In schools, boys often tease girls. A personal experience of mine is when I was in fifth grade and was repeatedly teased by a number of boy classmates, and it was to the point that I would go home sick and did not return to that school the following year. It was traumatic for me and I still recall this experience with anxiety. I never understood why I was being picked on so much. Academic achievement is valued during childhood (Berger, 2014, p. ). Therefore, being a victim of bullying can have dramatic effects on one’s school performance. Name-calling and social exclusion are both forms of bullying for boys and girls. Boys are not the only guilty ones when it comes to bullying. Boys are threatening, and girls are more gossipy. Berger (2014) indicated that boys use physical aggression on those boys who are weaker. On the other hand, girls prefer verbal aggression, and will spread rumors about quieter girls.
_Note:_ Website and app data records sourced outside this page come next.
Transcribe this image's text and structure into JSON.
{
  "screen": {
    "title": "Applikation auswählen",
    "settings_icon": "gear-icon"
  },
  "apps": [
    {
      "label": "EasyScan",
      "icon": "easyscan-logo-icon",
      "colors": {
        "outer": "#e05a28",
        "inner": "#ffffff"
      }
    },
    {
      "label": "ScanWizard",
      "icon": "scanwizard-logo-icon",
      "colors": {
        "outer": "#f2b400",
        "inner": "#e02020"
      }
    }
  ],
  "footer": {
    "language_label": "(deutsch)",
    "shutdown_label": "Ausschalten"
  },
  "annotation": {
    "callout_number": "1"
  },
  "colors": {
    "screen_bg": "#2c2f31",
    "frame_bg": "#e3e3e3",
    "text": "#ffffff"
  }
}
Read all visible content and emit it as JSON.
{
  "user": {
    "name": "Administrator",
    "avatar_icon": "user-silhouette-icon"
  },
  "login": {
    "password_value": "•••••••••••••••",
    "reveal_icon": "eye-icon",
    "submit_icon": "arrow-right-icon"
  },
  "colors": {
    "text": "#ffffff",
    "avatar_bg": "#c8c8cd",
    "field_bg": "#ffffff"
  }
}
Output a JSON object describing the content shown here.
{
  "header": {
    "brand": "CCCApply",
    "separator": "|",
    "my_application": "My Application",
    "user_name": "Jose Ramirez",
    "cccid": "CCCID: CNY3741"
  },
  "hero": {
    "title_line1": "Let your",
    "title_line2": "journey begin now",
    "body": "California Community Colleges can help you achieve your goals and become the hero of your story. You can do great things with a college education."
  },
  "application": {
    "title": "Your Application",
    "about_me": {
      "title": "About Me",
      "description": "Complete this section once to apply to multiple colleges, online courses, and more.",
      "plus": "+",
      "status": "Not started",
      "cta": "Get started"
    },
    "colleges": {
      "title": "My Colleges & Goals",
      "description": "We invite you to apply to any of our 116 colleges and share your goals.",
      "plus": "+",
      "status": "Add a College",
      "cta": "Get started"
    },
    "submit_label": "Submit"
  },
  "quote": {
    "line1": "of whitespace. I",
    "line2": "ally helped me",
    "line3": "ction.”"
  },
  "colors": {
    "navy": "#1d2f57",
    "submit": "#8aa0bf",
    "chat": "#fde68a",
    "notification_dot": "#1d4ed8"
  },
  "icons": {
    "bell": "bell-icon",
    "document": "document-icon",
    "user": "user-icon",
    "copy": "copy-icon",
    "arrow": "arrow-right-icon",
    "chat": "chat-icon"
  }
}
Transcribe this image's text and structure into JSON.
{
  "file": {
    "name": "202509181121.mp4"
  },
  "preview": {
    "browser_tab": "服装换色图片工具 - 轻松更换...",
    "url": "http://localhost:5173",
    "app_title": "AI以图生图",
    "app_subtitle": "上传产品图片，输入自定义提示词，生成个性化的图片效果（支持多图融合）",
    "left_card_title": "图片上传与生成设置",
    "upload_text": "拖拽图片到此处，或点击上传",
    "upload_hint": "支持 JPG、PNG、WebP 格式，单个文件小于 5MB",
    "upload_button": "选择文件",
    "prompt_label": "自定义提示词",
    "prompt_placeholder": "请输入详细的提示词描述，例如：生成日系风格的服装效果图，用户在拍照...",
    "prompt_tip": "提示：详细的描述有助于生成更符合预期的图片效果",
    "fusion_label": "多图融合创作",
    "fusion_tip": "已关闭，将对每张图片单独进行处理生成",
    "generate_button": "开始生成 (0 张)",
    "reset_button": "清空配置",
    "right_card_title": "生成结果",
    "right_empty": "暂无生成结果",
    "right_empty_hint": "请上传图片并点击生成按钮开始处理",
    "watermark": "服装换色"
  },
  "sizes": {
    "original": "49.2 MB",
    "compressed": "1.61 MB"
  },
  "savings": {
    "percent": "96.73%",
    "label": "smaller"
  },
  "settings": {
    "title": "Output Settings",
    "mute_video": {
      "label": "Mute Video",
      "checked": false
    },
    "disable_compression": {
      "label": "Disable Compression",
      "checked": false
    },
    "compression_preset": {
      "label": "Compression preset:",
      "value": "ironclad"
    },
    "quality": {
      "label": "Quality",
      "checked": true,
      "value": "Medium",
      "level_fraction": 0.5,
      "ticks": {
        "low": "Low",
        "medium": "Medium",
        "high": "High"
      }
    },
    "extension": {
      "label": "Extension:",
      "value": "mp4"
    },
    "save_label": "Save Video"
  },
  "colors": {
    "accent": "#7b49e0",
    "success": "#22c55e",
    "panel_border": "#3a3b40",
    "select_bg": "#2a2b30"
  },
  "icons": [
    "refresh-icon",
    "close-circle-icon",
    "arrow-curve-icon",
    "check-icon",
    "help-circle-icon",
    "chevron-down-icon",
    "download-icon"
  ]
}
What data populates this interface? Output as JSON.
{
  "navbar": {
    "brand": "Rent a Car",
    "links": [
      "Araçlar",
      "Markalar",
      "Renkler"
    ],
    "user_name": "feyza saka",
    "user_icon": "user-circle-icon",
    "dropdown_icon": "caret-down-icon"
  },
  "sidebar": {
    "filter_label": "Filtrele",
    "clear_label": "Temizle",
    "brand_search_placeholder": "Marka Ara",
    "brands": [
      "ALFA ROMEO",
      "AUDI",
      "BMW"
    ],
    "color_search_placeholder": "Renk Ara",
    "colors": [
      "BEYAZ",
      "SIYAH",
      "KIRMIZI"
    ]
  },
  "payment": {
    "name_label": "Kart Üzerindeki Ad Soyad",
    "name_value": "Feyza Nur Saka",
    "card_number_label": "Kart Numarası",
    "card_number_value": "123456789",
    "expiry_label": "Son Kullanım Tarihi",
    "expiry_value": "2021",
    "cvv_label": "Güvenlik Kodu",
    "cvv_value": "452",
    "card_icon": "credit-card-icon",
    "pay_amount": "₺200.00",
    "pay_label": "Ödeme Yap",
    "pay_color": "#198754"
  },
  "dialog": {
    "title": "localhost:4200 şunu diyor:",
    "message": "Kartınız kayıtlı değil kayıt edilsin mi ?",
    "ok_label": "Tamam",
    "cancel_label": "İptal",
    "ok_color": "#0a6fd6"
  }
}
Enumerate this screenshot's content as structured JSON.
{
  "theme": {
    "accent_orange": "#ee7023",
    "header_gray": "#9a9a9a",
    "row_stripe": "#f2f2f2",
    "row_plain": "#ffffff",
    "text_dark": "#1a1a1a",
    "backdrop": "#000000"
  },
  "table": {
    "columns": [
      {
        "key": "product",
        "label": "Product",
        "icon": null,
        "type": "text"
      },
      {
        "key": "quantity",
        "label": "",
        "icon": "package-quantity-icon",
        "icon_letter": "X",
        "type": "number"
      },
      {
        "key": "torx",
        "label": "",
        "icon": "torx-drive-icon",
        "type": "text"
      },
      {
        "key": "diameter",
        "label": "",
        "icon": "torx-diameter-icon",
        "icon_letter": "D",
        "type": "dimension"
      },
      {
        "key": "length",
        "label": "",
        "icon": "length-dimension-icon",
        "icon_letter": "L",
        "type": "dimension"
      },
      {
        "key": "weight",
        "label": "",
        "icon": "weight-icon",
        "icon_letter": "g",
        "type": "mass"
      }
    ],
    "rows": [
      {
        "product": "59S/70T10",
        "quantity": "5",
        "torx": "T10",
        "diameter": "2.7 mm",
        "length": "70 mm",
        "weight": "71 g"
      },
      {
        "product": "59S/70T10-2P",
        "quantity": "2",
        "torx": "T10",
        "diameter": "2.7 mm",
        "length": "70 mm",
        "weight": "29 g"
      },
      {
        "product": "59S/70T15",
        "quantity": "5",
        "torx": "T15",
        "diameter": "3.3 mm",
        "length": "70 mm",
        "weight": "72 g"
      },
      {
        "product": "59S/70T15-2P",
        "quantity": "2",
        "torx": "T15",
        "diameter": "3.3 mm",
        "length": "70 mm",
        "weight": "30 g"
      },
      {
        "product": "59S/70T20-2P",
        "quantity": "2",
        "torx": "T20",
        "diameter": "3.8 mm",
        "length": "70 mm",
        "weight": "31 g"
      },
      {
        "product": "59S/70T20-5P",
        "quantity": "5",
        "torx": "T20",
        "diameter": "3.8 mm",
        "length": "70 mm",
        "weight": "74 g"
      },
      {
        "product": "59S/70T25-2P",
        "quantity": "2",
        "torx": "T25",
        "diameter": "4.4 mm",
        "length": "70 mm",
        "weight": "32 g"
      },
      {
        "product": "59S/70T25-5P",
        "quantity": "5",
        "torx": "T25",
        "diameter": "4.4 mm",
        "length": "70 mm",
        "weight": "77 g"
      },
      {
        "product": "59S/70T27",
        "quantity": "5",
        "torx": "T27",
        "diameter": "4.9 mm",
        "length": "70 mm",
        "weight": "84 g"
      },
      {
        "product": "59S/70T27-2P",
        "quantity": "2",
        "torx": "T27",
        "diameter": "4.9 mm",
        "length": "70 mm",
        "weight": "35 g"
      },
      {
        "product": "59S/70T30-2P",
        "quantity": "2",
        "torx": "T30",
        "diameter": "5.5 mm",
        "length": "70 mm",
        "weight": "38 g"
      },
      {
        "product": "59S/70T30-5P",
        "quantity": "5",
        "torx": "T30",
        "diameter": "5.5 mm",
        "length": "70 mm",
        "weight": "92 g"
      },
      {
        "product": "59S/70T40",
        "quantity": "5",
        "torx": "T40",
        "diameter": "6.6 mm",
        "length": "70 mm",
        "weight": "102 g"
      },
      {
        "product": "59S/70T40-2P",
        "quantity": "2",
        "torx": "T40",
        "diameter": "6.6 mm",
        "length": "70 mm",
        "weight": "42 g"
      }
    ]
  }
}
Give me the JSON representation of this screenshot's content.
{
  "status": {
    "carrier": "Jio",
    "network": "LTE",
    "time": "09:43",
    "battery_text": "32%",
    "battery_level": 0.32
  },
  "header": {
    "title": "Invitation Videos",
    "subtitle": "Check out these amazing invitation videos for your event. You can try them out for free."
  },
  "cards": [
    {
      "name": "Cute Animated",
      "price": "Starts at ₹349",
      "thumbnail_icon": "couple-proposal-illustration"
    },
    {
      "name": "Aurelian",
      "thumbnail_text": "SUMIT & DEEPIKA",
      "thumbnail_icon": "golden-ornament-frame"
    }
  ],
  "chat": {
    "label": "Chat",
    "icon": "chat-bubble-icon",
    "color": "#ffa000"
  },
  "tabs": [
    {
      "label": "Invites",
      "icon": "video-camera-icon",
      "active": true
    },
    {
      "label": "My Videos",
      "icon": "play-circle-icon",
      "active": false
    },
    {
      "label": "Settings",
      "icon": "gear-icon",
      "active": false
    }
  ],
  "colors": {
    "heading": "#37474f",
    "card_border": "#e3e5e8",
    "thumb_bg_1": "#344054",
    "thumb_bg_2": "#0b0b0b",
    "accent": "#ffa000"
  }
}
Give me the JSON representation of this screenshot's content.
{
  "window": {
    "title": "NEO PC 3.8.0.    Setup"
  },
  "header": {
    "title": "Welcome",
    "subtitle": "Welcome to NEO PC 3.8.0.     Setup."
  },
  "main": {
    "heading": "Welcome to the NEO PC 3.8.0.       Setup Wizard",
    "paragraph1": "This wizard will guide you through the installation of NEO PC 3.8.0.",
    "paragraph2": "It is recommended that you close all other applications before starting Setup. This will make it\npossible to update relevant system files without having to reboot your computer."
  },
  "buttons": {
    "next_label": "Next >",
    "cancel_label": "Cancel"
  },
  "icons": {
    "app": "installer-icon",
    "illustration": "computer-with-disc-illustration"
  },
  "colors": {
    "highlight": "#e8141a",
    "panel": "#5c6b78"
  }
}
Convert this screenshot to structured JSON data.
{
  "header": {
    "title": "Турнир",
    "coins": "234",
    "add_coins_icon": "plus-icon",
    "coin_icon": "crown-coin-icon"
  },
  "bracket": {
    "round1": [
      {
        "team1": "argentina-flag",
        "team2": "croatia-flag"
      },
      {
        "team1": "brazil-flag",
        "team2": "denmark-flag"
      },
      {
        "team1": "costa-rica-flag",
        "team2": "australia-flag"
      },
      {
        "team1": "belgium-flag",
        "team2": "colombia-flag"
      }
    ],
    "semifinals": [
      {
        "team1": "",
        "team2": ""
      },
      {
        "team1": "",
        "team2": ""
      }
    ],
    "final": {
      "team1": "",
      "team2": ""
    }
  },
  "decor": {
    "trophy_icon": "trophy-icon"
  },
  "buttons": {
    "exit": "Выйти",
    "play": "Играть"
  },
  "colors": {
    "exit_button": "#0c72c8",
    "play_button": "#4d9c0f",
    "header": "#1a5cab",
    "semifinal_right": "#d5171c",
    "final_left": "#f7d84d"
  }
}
The typical profile of a bully includes antisocial personality, aggression, poorer psychosocial functioning, hostile, impulsive, disobedient towards teachers, uncooperative towards peers, and insecure. It is apparent that bullies feel such a sense of low self-esteem that they will do everything in their power to make others feel the same. As a result they will feel better about themselves. Bullies typically choose victims who may already be rejected by classmates. They believe they will achieve success through their aggression, and feel they are unaffected by inflicting pain and suffering. Such individuals exhibit poorer school adjustment both in terms of achievement and well-being. They may come from homes where their parents prefer physical discipline. It is surprising that bullies are so popular, are not socially isolated, and have more friends than maybe their victims do (Veenstra, Lindenberg, Oldehinkel, De Winter, Verhulst, & Ormel, 2005). “Although some bullies have low self-esteem, others are proud; they bully because they are pleased with themselves and they find bullying cool,” (Berger, 2014, p. 307). Surprisingly, bullies possess a lot of the same traits as their victims, and suffer similar long-term effects.